**REQUIREMENT:** Count how many lines of the material contain the string "Projects", then give that number and nothing more.

**DATA FOR REVIEW:**
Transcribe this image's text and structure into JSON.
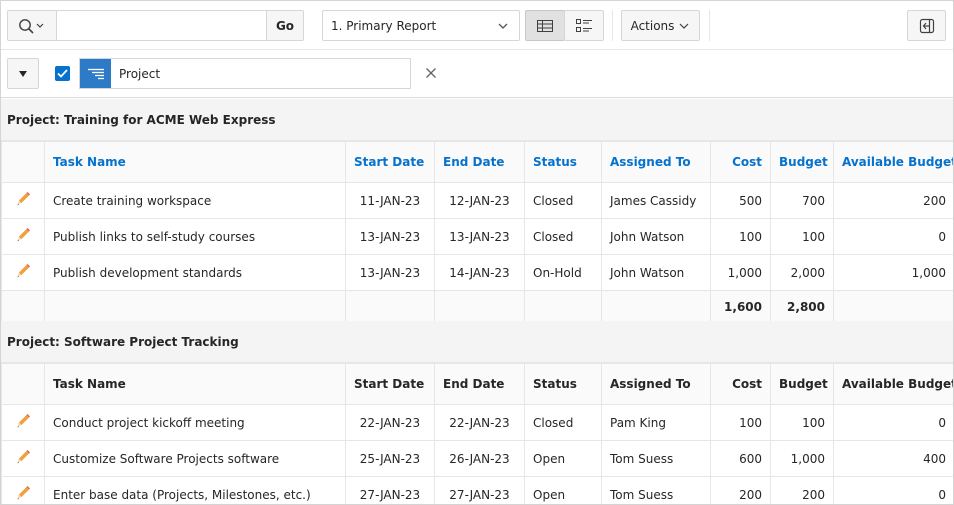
{
  "toolbar": {
    "search_placeholder": "",
    "go_label": "Go",
    "report_select_value": "1. Primary Report",
    "actions_label": "Actions"
  },
  "filter": {
    "checked": true,
    "label": "Project"
  },
  "columns": [
    "Task Name",
    "Start Date",
    "End Date",
    "Status",
    "Assigned To",
    "Cost",
    "Budget",
    "Available Budget"
  ],
  "groups": [
    {
      "title": "Project: Training for ACME Web Express",
      "rows": [
        {
          "task": "Create training workspace",
          "start": "11-JAN-23",
          "end": "12-JAN-23",
          "status": "Closed",
          "assigned": "James Cassidy",
          "cost": "500",
          "budget": "700",
          "available": "200"
        },
        {
          "task": "Publish links to self-study courses",
          "start": "13-JAN-23",
          "end": "13-JAN-23",
          "status": "Closed",
          "assigned": "John Watson",
          "cost": "100",
          "budget": "100",
          "available": "0"
        },
        {
          "task": "Publish development standards",
          "start": "13-JAN-23",
          "end": "14-JAN-23",
          "status": "On-Hold",
          "assigned": "John Watson",
          "cost": "1,000",
          "budget": "2,000",
          "available": "1,000"
        }
      ],
      "totals": {
        "cost": "1,600",
        "budget": "2,800"
      }
    },
    {
      "title": "Project: Software Project Tracking",
      "rows": [
        {
          "task": "Conduct project kickoff meeting",
          "start": "22-JAN-23",
          "end": "22-JAN-23",
          "status": "Closed",
          "assigned": "Pam King",
          "cost": "100",
          "budget": "100",
          "available": "0"
        },
        {
          "task": "Customize Software Projects software",
          "start": "25-JAN-23",
          "end": "26-JAN-23",
          "status": "Open",
          "assigned": "Tom Suess",
          "cost": "600",
          "budget": "1,000",
          "available": "400"
        },
        {
          "task": "Enter base data (Projects, Milestones, etc.)",
          "start": "27-JAN-23",
          "end": "27-JAN-23",
          "status": "Open",
          "assigned": "Tom Suess",
          "cost": "200",
          "budget": "200",
          "available": "0"
        }
      ]
    }
  ],
  "icons": {
    "search": "search-icon",
    "edit": "pencil-icon",
    "grid_view": "grid-view-icon",
    "detail_view": "detail-view-icon",
    "reset": "reset-icon",
    "collapse": "caret-down-icon",
    "filter": "filter-lines-icon",
    "close": "close-icon"
  },
  "colors": {
    "link_blue": "#0572ce",
    "chip_blue": "#2d7bc7",
    "pencil_orange": "#f0a03c"
  }
}
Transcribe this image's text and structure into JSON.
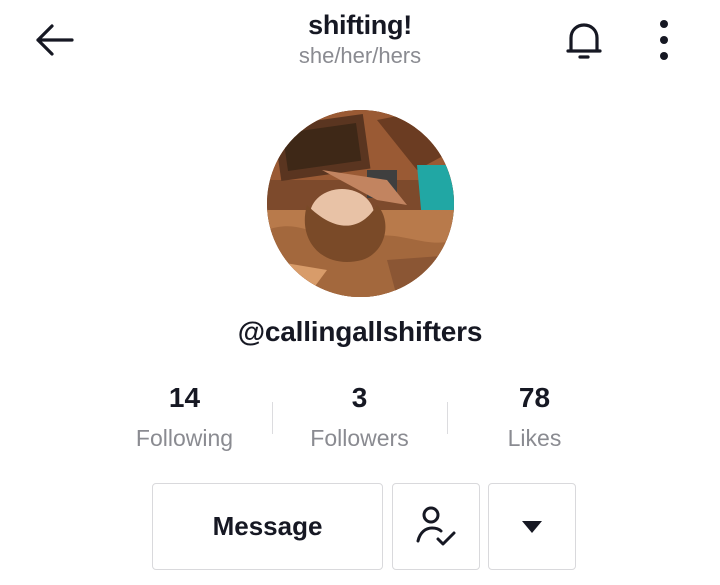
{
  "header": {
    "title": "shifting!",
    "subtitle": "she/her/hers",
    "icons": {
      "back": "back-arrow-icon",
      "notifications": "bell-icon",
      "more": "more-vertical-icon"
    }
  },
  "profile": {
    "username": "@callingallshifters",
    "avatar": "profile-photo"
  },
  "stats": [
    {
      "value": "14",
      "label": "Following"
    },
    {
      "value": "3",
      "label": "Followers"
    },
    {
      "value": "78",
      "label": "Likes"
    }
  ],
  "actions": {
    "message_label": "Message",
    "friend_icon": "user-check-icon",
    "dropdown_icon": "caret-down-icon"
  },
  "colors": {
    "text_primary": "#161823",
    "text_secondary": "#8a8b91",
    "border": "#d9d9dc",
    "background": "#ffffff"
  }
}
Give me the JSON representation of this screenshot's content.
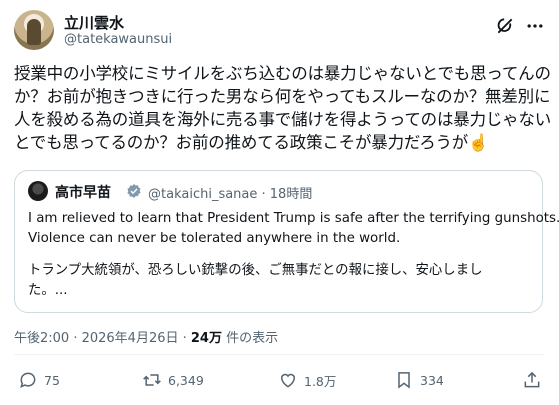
{
  "author": {
    "name": "立川雲水",
    "handle": "@tatekawaunsui"
  },
  "icons": {
    "grok": "grok-icon",
    "more": "more-icon"
  },
  "post": {
    "lines": [
      "授業中の小学校にミサイルをぶち込むのは暴力じゃないとでも思ってんの",
      "か？お前が抱きつきに行った男なら何をやってもスルーなのか？無差別に",
      "人を殺める為の道具を海外に売る事で儲けを得ようってのは暴力じゃない",
      "とでも思ってるのか？お前の推めてる政策こそが暴力だろうが☝️"
    ]
  },
  "quote": {
    "name": "高市早苗",
    "handle_time": "@takaichi_sanae · 18時間",
    "text_lines": [
      "I am relieved to learn that President Trump is safe after the terrifying gunshots.",
      "Violence can never be tolerated anywhere in the world.",
      "トランプ大統領が、恐ろしい銃撃の後、ご無事だとの報に接し、安心しまし",
      "た。..."
    ]
  },
  "meta": {
    "timestamp": "午後2:00 · 2026年4月26日 · ",
    "views": "24万",
    "views_suffix": " 件の表示"
  },
  "actions": {
    "replies": "75",
    "reposts": "6,349",
    "likes": "1.8万",
    "bookmarks": "334"
  }
}
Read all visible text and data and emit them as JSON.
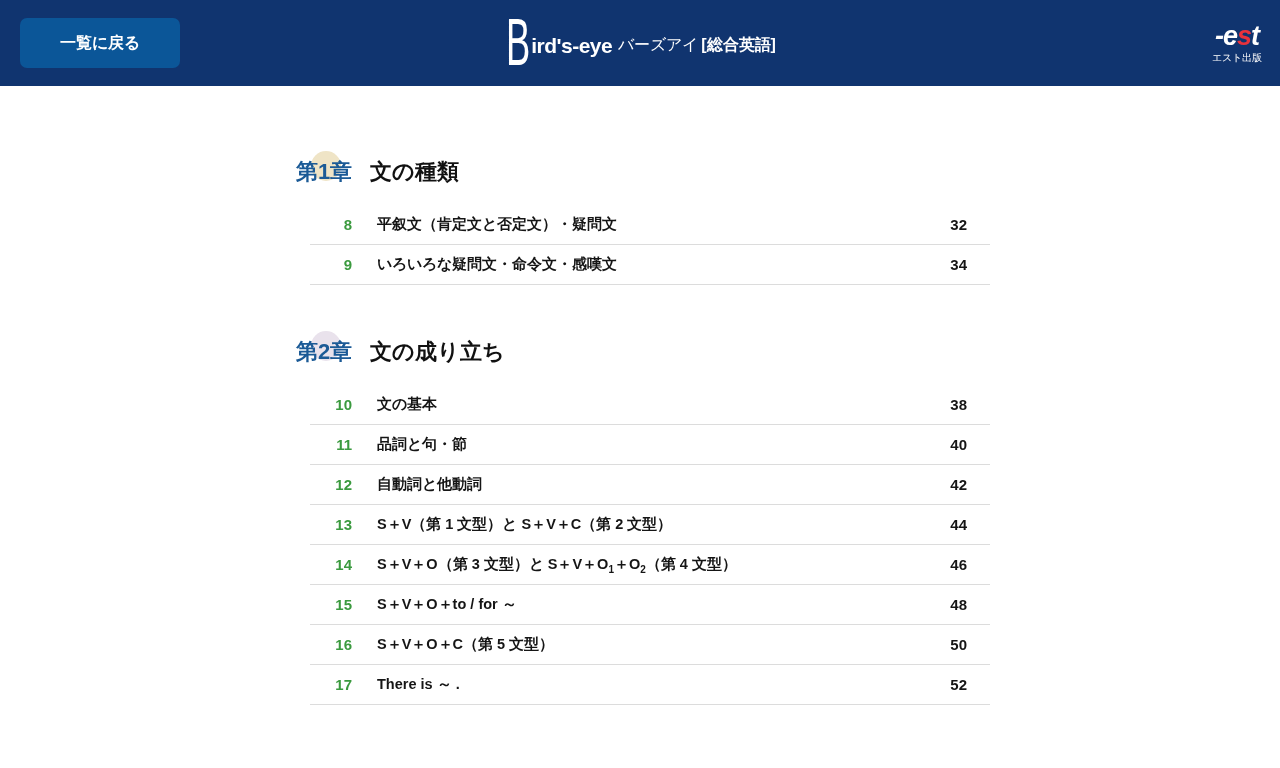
{
  "header": {
    "back_button": "一覧に戻る",
    "logo": {
      "initial": "B",
      "rest": "ird's-eye"
    },
    "subtitle": "バーズアイ",
    "subject": "[総合英語]",
    "publisher_logo": {
      "mark_parts": [
        {
          "text": "-e",
          "accent": false
        },
        {
          "text": "s",
          "accent": true
        },
        {
          "text": "t",
          "accent": false
        }
      ],
      "caption": "エスト出版"
    }
  },
  "chapters": [
    {
      "label": "第1章",
      "title": "文の種類",
      "color": "#efe4c6",
      "sections": [
        {
          "number": "8",
          "title": "平叙文（肯定文と否定文）・疑問文",
          "page": "32"
        },
        {
          "number": "9",
          "title": "いろいろな疑問文・命令文・感嘆文",
          "page": "34"
        }
      ]
    },
    {
      "label": "第2章",
      "title": "文の成り立ち",
      "color": "#e9e2ec",
      "sections": [
        {
          "number": "10",
          "title": "文の基本",
          "page": "38"
        },
        {
          "number": "11",
          "title": "品詞と句・節",
          "page": "40"
        },
        {
          "number": "12",
          "title": "自動詞と他動詞",
          "page": "42"
        },
        {
          "number": "13",
          "title": "S＋V（第 1 文型）と S＋V＋C（第 2 文型）",
          "page": "44"
        },
        {
          "number": "14",
          "title": "S＋V＋O（第 3 文型）と S＋V＋O$_{1}$＋O$_{2}$（第 4 文型）",
          "page": "46"
        },
        {
          "number": "15",
          "title": "S＋V＋O＋to / for ～",
          "page": "48"
        },
        {
          "number": "16",
          "title": "S＋V＋O＋C（第 5 文型）",
          "page": "50"
        },
        {
          "number": "17",
          "title": "There is ～ .",
          "page": "52"
        }
      ]
    }
  ]
}
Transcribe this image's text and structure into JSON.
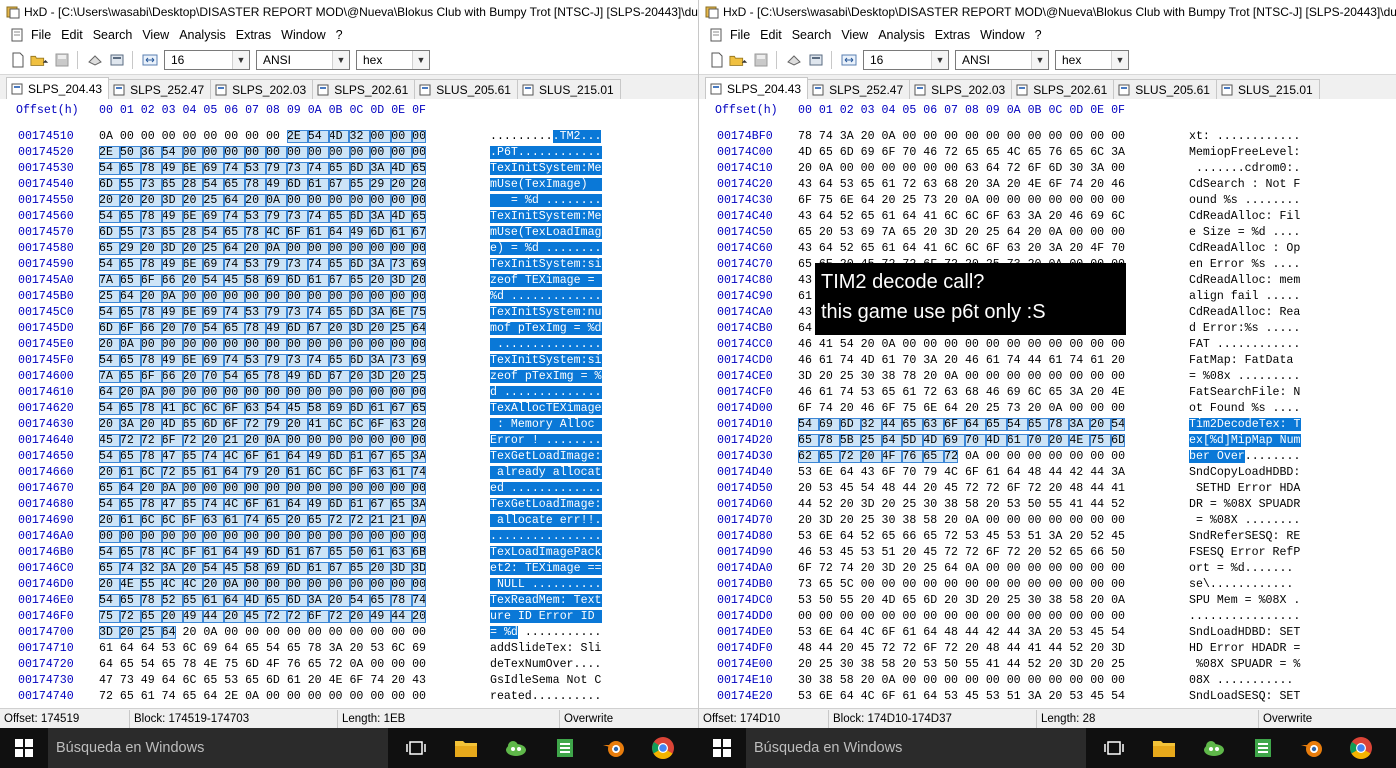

**OUTPUT FOR THIS TASK:** 2